Cross-merchandising is your friend
When we think about our customer, we shouldn’t limit our consideration to them and how they relate to a single product. As customers it’s a rare occasion that we’re out on the hunt for simply one item. And even if we’ve forgotten the milk, a single trip for milk more often than not turns into a basket with more than just the forgotten milk in it.
For this reason, cross-merchandising is a powerful sales driver and helpful practice for customers. Consider which products in your store are complimentary and make spaces where you display them together. We see this done most prolifically in grocery stores to increase the customer’s basket size. But bundling techniques are used in all retailers. Think about the socks displayed near the running shoes displayed near the smartwatches displayed near the smartwatch bands. It’s all a bundle of related value that we can add to our customer’s life.

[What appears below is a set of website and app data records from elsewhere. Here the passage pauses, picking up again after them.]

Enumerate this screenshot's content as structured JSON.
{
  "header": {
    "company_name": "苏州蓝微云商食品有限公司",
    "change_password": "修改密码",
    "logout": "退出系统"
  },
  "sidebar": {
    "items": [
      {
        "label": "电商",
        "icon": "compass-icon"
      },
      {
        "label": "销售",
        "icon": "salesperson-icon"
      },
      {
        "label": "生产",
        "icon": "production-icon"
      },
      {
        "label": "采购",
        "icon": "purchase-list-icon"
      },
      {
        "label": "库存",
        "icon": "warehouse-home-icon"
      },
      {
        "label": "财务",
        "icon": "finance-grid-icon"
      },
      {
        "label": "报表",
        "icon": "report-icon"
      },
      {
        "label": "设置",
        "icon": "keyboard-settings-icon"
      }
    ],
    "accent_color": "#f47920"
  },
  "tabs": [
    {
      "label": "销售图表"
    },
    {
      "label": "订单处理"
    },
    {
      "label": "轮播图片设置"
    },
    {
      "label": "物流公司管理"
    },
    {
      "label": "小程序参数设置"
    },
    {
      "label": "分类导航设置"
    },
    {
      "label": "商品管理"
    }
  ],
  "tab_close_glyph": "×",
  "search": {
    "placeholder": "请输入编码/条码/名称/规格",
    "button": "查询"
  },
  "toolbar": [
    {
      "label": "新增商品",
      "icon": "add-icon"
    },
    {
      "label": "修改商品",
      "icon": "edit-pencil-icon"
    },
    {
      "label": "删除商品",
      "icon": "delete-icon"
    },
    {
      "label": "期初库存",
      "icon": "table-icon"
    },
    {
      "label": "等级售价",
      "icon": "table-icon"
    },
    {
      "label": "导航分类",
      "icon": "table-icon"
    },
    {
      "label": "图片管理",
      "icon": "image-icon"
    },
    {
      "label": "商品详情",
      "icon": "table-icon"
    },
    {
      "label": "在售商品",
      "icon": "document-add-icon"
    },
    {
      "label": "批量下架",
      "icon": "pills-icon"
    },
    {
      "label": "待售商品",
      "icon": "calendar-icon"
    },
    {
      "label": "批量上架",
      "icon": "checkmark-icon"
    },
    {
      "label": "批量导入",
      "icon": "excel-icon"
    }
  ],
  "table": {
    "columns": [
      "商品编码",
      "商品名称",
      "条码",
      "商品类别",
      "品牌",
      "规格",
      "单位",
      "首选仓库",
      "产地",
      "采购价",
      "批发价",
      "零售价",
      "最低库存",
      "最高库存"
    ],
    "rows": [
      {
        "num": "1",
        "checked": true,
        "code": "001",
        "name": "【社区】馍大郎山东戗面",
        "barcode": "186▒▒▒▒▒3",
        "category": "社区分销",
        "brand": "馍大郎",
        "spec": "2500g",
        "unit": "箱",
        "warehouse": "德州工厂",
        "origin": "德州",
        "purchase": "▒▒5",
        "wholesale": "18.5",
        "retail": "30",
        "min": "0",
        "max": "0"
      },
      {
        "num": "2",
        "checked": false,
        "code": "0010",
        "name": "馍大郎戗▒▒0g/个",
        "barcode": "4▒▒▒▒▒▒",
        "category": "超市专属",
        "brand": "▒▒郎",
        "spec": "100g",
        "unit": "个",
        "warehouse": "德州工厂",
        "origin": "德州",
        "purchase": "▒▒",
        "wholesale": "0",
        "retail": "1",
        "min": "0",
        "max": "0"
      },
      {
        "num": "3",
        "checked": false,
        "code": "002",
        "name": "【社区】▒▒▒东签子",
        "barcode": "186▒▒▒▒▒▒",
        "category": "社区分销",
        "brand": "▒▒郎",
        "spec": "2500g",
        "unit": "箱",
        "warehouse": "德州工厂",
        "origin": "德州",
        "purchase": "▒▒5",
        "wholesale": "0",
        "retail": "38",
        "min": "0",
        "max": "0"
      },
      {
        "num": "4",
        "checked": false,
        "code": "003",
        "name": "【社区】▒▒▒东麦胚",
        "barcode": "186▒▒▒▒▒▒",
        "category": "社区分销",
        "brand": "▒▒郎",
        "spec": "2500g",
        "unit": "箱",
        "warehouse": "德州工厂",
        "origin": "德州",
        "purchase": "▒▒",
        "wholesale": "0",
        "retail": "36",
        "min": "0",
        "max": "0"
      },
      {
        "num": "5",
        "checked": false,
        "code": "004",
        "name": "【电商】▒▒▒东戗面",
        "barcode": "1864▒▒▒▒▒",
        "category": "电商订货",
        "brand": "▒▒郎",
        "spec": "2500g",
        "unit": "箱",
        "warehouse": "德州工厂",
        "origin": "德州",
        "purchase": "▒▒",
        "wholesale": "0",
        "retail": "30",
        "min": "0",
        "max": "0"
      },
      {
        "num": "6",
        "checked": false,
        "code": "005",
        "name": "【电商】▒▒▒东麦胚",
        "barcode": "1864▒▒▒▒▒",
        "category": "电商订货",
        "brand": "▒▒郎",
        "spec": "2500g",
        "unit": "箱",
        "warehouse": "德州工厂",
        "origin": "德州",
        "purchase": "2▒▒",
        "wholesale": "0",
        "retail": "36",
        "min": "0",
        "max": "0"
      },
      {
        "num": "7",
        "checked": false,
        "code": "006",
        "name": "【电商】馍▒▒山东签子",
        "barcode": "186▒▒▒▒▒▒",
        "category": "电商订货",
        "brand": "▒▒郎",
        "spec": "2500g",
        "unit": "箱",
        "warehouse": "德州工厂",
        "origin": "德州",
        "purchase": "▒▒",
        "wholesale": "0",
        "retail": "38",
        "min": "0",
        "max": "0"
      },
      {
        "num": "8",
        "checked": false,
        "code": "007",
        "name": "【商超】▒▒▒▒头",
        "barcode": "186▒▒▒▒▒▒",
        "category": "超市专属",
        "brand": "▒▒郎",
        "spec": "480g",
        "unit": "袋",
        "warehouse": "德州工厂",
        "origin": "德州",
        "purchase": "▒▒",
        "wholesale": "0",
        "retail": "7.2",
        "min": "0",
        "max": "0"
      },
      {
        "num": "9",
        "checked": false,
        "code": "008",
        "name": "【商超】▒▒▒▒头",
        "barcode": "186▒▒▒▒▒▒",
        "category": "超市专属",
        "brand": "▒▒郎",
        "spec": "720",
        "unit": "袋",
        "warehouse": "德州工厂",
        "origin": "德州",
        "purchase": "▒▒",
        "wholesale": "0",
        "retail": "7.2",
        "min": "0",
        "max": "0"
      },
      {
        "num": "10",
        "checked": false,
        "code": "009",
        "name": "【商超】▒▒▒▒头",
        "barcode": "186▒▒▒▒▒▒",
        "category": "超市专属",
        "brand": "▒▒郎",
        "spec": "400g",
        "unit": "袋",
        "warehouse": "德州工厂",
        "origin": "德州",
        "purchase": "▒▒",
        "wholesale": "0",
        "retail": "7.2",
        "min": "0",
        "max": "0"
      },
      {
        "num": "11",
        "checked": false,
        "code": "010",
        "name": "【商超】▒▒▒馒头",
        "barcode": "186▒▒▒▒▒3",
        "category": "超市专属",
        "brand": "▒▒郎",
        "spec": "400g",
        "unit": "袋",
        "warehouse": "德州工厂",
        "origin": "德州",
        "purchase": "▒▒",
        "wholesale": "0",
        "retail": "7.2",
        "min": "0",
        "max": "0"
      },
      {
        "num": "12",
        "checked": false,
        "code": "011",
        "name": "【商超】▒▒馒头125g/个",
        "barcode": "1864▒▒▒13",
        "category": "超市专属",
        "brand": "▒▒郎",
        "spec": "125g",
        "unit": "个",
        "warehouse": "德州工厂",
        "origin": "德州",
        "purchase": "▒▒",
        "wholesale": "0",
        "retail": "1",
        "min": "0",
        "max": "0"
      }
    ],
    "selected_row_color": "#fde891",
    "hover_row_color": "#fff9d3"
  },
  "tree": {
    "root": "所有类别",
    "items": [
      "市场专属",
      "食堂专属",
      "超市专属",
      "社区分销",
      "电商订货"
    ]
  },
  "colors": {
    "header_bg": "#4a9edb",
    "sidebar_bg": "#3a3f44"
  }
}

Cross-merchandising can, however, be taken to a new level by using retail intelligence. Far more than being able to identify which products have high complimentary affinity in your store, retail intelligence can help you understand how to price them as a bundle to drive your sales up! For this we highly recommend checking out ShopperLogiQ for retail intelligence and a whole lot more.
Retail auditing is critical
Unfortunately, there’s no room in visual merchandising for passive people. It’s a field that requires constant evaluation and adjustment because customers will develop blindness over time if they’re taught to no longer expect anything different from you.
We need to audit our stores to get a good grip on where merchandising is being effective and where it’s falling flat. We work in remarkable field in that while our work is foundationally creative, we need to inform our creativity with data-driven insights which get pulled from audits.
It’s a good idea in Visual Merchandising to keep things fresh visually and to shake up our displays for customers. But the only way that we can iterate effectively is by ensuring that we have a way to measure customer engagement and feedback. Audit, pivot, audit, pivot!
Visual Merchandising is an exciting discipline that draws on a spectrum of skills including marketing, creative design, operational processes and sales. In general, we tend to be creatives because it’s much harder to teach an analytical mind how to be creative than the other way around. CMYK is an ally to your creative world by doing all the analytical heavy-lifting for you and ensuring that you focus on creating the most compelling customer experience.